Refitted EGR - again seemed to run smoother but still no extra power.
Checked turbo variable vane actuator linkage - this was fine and the vanes could be moved freely throughout their range with no sticking - squirted GT85 around the linkage and worked it back and forth just to be sure.
The actuator rod comes out of a small flying saucer shaped 'thing' to which a vacuum source is connected. Without vacuum the rod is extended and as vacuum is applied so the rod is drawn up into the 'thing' which in turn changes the pitch of the variable vanes in the turbo (or so it seems). I followed the vacuum tubing from the actuator back to the turbo vacuum valve (E-VRV). This is the device that modulates the vacuum supplied to the actuator.
Next I bypassed the E-VRV by connecting its vacuum supply tubing directly to the output tubing and then took the car for a spin round the block (cautiously as I'm not sure if this step is actually a good idea or not). It was immediately clear that the turbo was now doing what it should although as I sped up the engine fault light came on - but I suspected this would probably happen. To me this proved that the E-VRV was faulty, so I ordered a replacement (ebay)
Fitted the replacement and the vehicle is now driving better than it ever has.
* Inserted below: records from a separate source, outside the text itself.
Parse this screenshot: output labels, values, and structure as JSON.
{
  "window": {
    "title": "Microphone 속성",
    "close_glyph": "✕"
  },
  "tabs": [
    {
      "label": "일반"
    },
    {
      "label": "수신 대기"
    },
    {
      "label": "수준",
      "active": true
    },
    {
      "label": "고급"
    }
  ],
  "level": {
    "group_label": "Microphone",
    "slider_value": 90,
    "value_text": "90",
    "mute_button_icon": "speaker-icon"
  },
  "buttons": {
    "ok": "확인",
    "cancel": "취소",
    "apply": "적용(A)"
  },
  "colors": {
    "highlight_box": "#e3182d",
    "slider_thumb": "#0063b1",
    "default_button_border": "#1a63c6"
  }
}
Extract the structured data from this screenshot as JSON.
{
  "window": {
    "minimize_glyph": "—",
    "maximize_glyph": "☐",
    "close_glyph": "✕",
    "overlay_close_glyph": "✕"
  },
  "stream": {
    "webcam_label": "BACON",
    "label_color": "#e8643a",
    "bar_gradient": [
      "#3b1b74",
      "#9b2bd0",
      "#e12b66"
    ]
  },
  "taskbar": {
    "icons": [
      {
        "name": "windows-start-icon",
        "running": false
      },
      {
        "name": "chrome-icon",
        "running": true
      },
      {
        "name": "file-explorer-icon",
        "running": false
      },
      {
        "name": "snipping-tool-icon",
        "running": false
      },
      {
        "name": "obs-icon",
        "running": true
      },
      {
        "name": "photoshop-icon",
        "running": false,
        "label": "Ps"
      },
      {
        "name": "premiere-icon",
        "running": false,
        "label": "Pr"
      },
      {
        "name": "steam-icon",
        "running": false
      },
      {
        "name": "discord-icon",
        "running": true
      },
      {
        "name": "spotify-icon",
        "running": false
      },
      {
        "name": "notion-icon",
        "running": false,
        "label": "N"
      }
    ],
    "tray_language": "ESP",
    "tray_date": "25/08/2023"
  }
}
It is like having a new car. We have had no 1251 errors since. No more dropping into limp home.
I suspect that the E-VRV must develop some sort of intermittent fault and get temporarily stuck every now an then. Anyway if it hadn't failed completely I probably would not have found the true source of the 1251 problem on my particular vehicle. I hope this post helps someone else.